Dear Alistair

Dear Alistair,

I have recently been promoted to the position of manager within the company for which I work. I have no prior experience as a manager, and trying to get my team members to perform at the level required, with enthusiasm, is causing me a lot of stress. Please would you share some tips on how I can reduce my stress levels.

In responding to your concern I have chosen not to focus attention on stress management techniques but rather to focus on what you, as a leader within your company, can do to build your team members’ engagement with their work. Getting this right will make your job as manager significantly less stressful.

Firstly, it is crucial for you to understand that becoming an effective manager is a difficult journey of personal transformation that requires you to learn from experience, usually over many years. As you are undoubtedly aware, management is responsibility for the performance of a group of people. And what makes this so difficult seems to me to be because you must influence others, which means you must make a difference in their actions. And to do this, you must make a difference in the thoughts and feelings that drive their actions. So, although management is defined by responsibility it’s done by exerting influence such that you enable your team members to be productive as individuals and, especially, as a group.

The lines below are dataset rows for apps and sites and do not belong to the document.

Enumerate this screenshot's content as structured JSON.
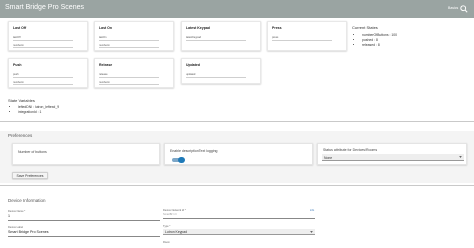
{
  "app": {
    "title": "Smart Bridge Pro Scenes",
    "menu_label": "Basics",
    "search_icon": "search-icon"
  },
  "commands": [
    {
      "title": "Last Off",
      "args": [
        "lastOff",
        "numberm"
      ]
    },
    {
      "title": "Last On",
      "args": [
        "lastOn",
        "numberm"
      ]
    },
    {
      "title": "Latest Keypad",
      "args": [
        "latestKeypad"
      ]
    },
    {
      "title": "Press",
      "args": [
        "press"
      ]
    },
    {
      "title": "Push",
      "args": [
        "push",
        "numberm"
      ]
    },
    {
      "title": "Release",
      "args": [
        "release",
        "numberm"
      ]
    },
    {
      "title": "Updated",
      "args": [
        "updated"
      ]
    }
  ],
  "current_states": {
    "heading": "Current States",
    "items": [
      "numberOfButtons : 100",
      "pushed : 8",
      "released : 8"
    ]
  },
  "state_variables": {
    "heading": "State Variables",
    "items": [
      "leftedDNI : lutron_leftexd_9",
      "integrationId : 1"
    ]
  },
  "preferences": {
    "heading": "Preferences",
    "number_of_buttons_label": "Number of buttons",
    "desc_logging_label": "Enable descriptionText logging",
    "desc_logging_enabled": true,
    "status_attr_label": "Status attribute for Devices/Rooms",
    "status_attr_value": "None",
    "save_button": "Save Preferences"
  },
  "device_information": {
    "heading": "Device Information",
    "device_name_label": "Device Name *",
    "device_name_value": "1",
    "device_label_label": "Device Label",
    "device_label_value": "Smart Bridge Pro Scenes",
    "network_id_label": "Device Network Id *",
    "network_id_value": "SmartBr:1 Ir",
    "type_label": "Type *",
    "type_value": "Lutron Keypad",
    "room_label": "Room",
    "info_label": "info"
  },
  "colors": {
    "topbar": "#9aa4a2",
    "toggle_on": "#1f7ab8",
    "background": "#ffffff"
  }
}
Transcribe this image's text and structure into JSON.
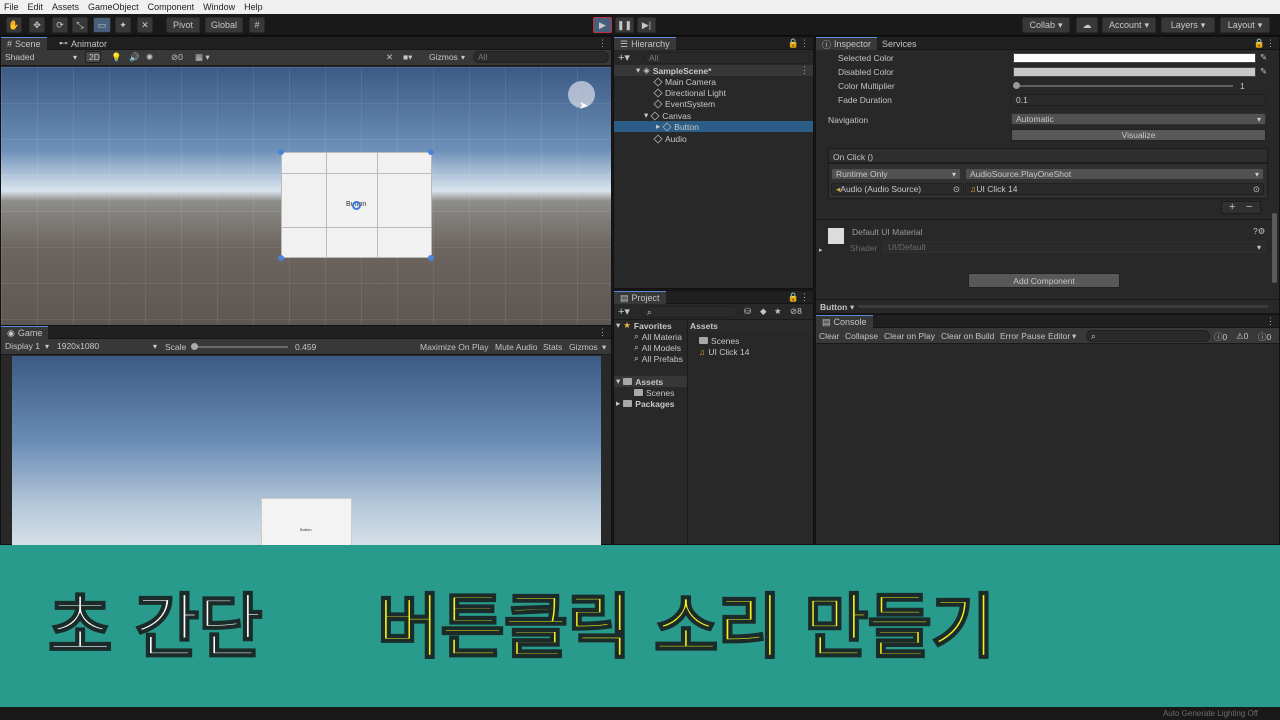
{
  "menu": [
    "File",
    "Edit",
    "Assets",
    "GameObject",
    "Component",
    "Window",
    "Help"
  ],
  "toolbar": {
    "pivot": "Pivot",
    "global": "Global",
    "collab": "Collab",
    "account": "Account",
    "layers": "Layers",
    "layout": "Layout"
  },
  "scene": {
    "tab_scene": "Scene",
    "tab_animator": "Animator",
    "shading": "Shaded",
    "mode_2d": "2D",
    "hidden_count": "0",
    "gizmos": "Gizmos",
    "search_placeholder": "All",
    "button_text": "Button"
  },
  "game": {
    "tab": "Game",
    "display": "Display 1",
    "resolution": "1920x1080",
    "scale_label": "Scale",
    "scale_value": "0.459",
    "maximize": "Maximize On Play",
    "mute": "Mute Audio",
    "stats": "Stats",
    "gizmos": "Gizmos",
    "button_text": "Button"
  },
  "hierarchy": {
    "tab": "Hierarchy",
    "search": "All",
    "scene": "SampleScene*",
    "items": [
      "Main Camera",
      "Directional Light",
      "EventSystem",
      "Canvas",
      "Button",
      "Audio"
    ]
  },
  "project": {
    "tab": "Project",
    "hidden_count": "8",
    "favorites": "Favorites",
    "fav_items": [
      "All Materia",
      "All Models",
      "All Prefabs"
    ],
    "assets_header": "Assets",
    "tree": [
      "Assets",
      "Scenes",
      "Packages"
    ],
    "asset_items": [
      "Scenes",
      "UI Click 14"
    ]
  },
  "inspector": {
    "tab": "Inspector",
    "tab_services": "Services",
    "selected_color": "Selected Color",
    "disabled_color": "Disabled Color",
    "color_multiplier": "Color Multiplier",
    "color_multiplier_value": "1",
    "fade_duration": "Fade Duration",
    "fade_duration_value": "0.1",
    "navigation": "Navigation",
    "navigation_value": "Automatic",
    "visualize": "Visualize",
    "onclick": "On Click ()",
    "runtime": "Runtime Only",
    "function": "AudioSource.PlayOneShot",
    "object": "Audio (Audio Source)",
    "clip": "UI Click 14",
    "plus": "+",
    "minus": "−",
    "material": "Default UI Material",
    "shader_label": "Shader",
    "shader_value": "UI/Default",
    "add_component": "Add Component",
    "footer": "Button"
  },
  "console": {
    "tab": "Console",
    "clear": "Clear",
    "collapse": "Collapse",
    "clear_on_play": "Clear on Play",
    "clear_on_build": "Clear on Build",
    "error_pause": "Error Pause",
    "editor": "Editor",
    "count_log": "0",
    "count_warn": "0",
    "count_err": "0"
  },
  "banner": {
    "part1": "초 간단",
    "part2": "버튼클릭 소리 만들기",
    "colors": {
      "bg": "#289b8c",
      "white": "#ffffff",
      "yellow": "#f4f218"
    }
  },
  "status": "Auto Generate Lighting Off"
}
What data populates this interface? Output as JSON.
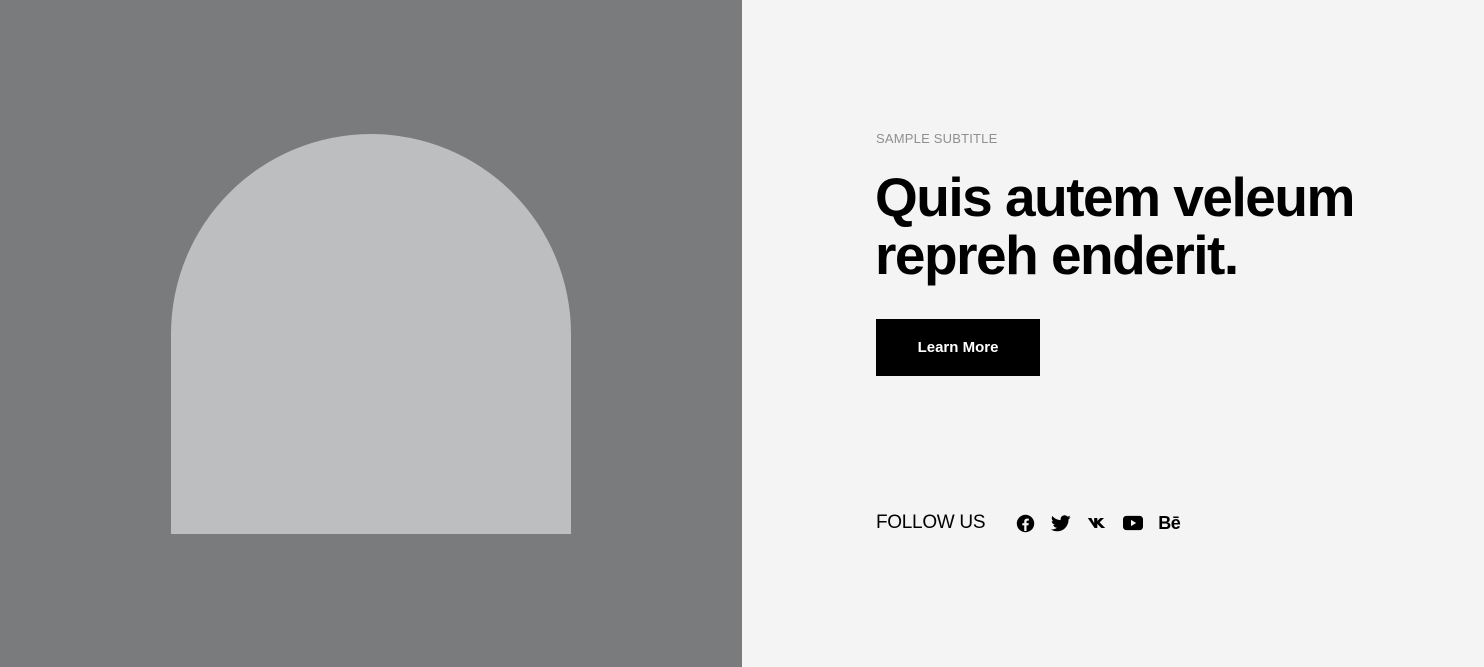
{
  "hero": {
    "subtitle": "SAMPLE SUBTITLE",
    "headline": "Quis autem veleum repreh enderit.",
    "cta_label": "Learn More"
  },
  "follow": {
    "label": "FOLLOW US",
    "icons": [
      "facebook-icon",
      "twitter-icon",
      "vk-icon",
      "youtube-icon",
      "behance-icon"
    ],
    "behance_text": "Bē"
  },
  "colors": {
    "left_panel_bg": "#7a7b7d",
    "arch_fill": "#bdbec0",
    "right_panel_bg": "#f4f4f4",
    "button_bg": "#000000",
    "button_text": "#ffffff",
    "subtitle_text": "#8f8f8f"
  }
}
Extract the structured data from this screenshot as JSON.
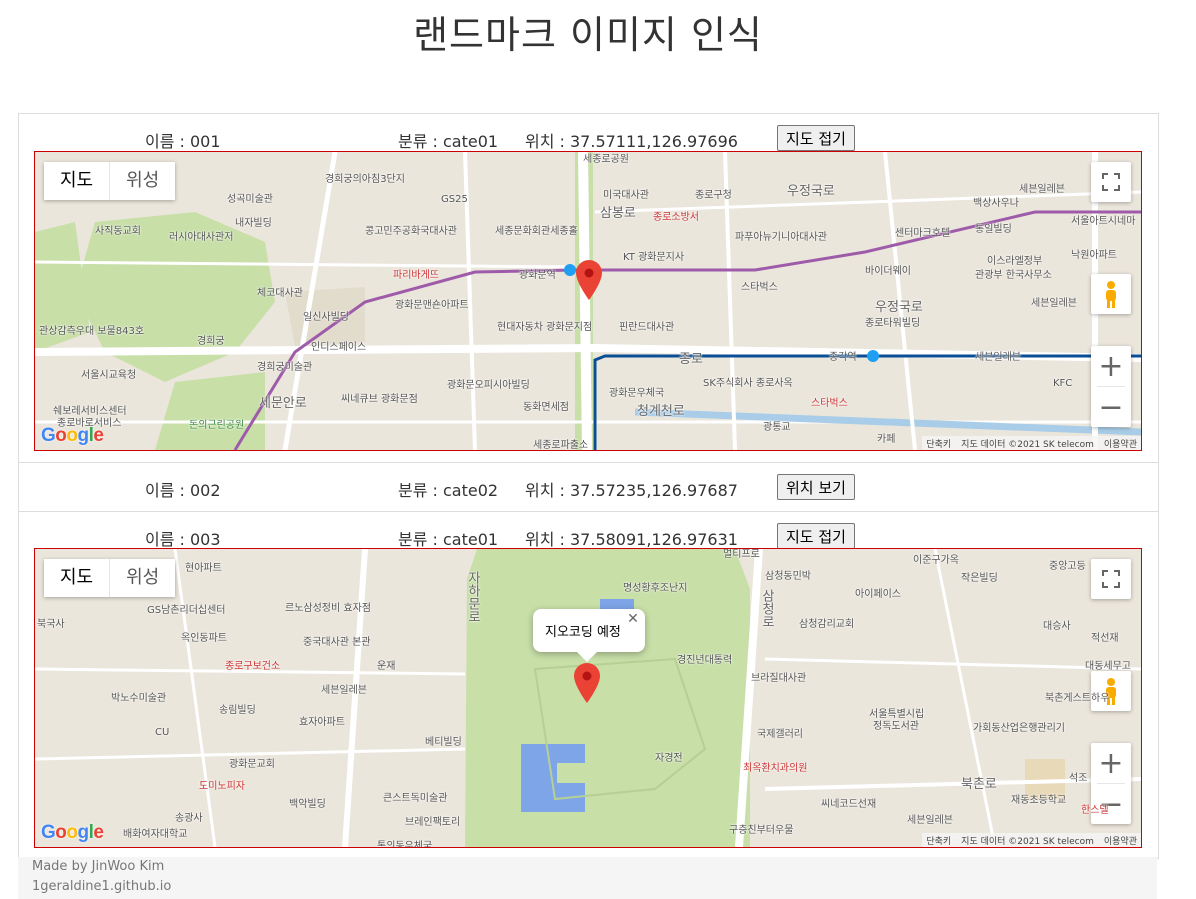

Research undertaken by the Harvard Business School suggests that to influence and even change the behaviour, thoughts, and feelings of individual team members, managers spend their time in numerous brief person-to-person interactions. Most of these interactions are reactive, not proactive, and very few result in major decisions being made. Managers spend much time trying to influence people mostly by asking, requesting, cajoling, persuading, encouraging and, very rarely, by issuing direct orders.

In trying to understand why team members are not performing as required, you might think that the problem is your lack of knowledge, experience, or skill, especially your inability to manage time. In truth, the problem in large part is likely to be due to the fundamental nature of management itself, which is unavoidably pressured, time-constrained, fragmented, and hectic. It is almost never reflective, carefully planned, organised or controlled.

But you can help your team members to become more engaged with their work and up their performance by giving attention to how you relate to them. In particular, you will need to ensure that you use the power that comes with the position of being a manager with kindness and compassion. In fact, the person-to-person relationships you form with team members are the basis for how you influence them. And the basis of this influence is trust, rather than your position.

Becoming an effective manager is about knowing how to use yourself as an instrument to get work done. Ongoing self-assessment is therefore critical. And remember that you want to create an environment where your people feel secure to explore new ideas, take risks and innovate! The skill of empathy is therefore a crucial one to cultivate.